Classical music has allowed its image to slip. Once it was viewed as a basic need for a civilised society. But now it is seen as an expendable upmarket entertainment. This change in perception lies at the heart of the current funding crisis; it also presents a barrier to attracting new audiences and undermines the case for music education. It is a puzzle as to why, instead of reinforcing the expendable entertainment perception with marketing stunts such as TV reality shows and classical charts, classical music has not repositioned itself as a basic need.
The new sciece of epigenetics has identified that the cells that make up our body and determine our wellbeing are not controlled primarily by our genes, but rather by the physical and energetic environment in which we live. It is early days and some of the advocates of epigenetics hover uncomfortably between science and shamanism, while similar approaches such as Alfred Tomatis' Mozart Effect continue to be treated with scepticism. But epigenetics is science rather than quackery, and if a medically proven causal relationship could be established between classical music and wellbeing, the case for live music, music education, music therapy and many other threatened activities would become much stronger. To date there has been little attempt to connect epigenetics and classical music. Surely it is it time to explore new ways of arguing the case for classical music?

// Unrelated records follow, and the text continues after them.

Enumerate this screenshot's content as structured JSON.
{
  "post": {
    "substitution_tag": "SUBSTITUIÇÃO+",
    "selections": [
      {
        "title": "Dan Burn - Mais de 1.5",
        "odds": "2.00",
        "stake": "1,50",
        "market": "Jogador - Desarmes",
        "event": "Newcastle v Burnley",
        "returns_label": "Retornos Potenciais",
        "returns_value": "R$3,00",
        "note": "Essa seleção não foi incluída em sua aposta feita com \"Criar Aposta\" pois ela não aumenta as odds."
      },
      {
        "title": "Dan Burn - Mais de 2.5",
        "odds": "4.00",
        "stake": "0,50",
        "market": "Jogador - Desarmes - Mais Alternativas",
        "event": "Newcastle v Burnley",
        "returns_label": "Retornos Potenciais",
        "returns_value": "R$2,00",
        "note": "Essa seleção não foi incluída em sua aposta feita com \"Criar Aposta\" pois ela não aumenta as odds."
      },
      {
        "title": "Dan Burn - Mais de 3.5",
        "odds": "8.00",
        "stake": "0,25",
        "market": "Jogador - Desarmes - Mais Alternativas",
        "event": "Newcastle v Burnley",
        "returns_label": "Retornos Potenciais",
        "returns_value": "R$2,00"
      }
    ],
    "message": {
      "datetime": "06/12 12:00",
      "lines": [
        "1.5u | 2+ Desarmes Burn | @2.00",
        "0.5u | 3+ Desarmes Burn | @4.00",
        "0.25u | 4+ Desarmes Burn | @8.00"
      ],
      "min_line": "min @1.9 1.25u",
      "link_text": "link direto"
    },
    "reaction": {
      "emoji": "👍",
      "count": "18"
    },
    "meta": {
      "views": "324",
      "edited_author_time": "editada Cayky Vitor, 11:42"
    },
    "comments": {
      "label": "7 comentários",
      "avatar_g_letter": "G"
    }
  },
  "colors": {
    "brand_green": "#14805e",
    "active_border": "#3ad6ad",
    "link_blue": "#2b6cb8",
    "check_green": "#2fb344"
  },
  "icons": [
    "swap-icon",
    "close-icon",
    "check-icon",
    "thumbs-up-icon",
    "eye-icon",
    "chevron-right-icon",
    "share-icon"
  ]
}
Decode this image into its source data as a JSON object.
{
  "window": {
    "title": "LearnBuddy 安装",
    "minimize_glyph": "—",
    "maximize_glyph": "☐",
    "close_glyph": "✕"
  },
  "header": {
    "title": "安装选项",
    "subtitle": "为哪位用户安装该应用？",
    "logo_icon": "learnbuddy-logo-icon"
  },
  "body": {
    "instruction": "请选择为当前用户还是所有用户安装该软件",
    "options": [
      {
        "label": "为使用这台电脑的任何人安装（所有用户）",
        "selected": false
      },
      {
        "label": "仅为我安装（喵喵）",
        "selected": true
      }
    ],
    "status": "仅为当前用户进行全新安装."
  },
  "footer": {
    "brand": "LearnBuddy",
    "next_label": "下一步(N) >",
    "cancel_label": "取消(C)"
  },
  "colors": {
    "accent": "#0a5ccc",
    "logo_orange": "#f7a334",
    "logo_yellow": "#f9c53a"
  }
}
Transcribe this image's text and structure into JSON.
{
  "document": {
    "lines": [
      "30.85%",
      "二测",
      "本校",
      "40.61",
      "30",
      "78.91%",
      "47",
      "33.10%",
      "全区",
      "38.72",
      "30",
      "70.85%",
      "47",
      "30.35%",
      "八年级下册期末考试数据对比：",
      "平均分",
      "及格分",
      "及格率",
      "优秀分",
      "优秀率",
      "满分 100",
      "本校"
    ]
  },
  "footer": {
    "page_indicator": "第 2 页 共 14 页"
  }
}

For more on this subject see The Biology of Belief by Bruce Lipton. Header photo is detail of mosque in Agadir and is (C) On An Overgrown Path 2011. Report broken links, missing images and errors to - overgrownpath at hotmail dot co dot uk Also on Facebook and Twitter.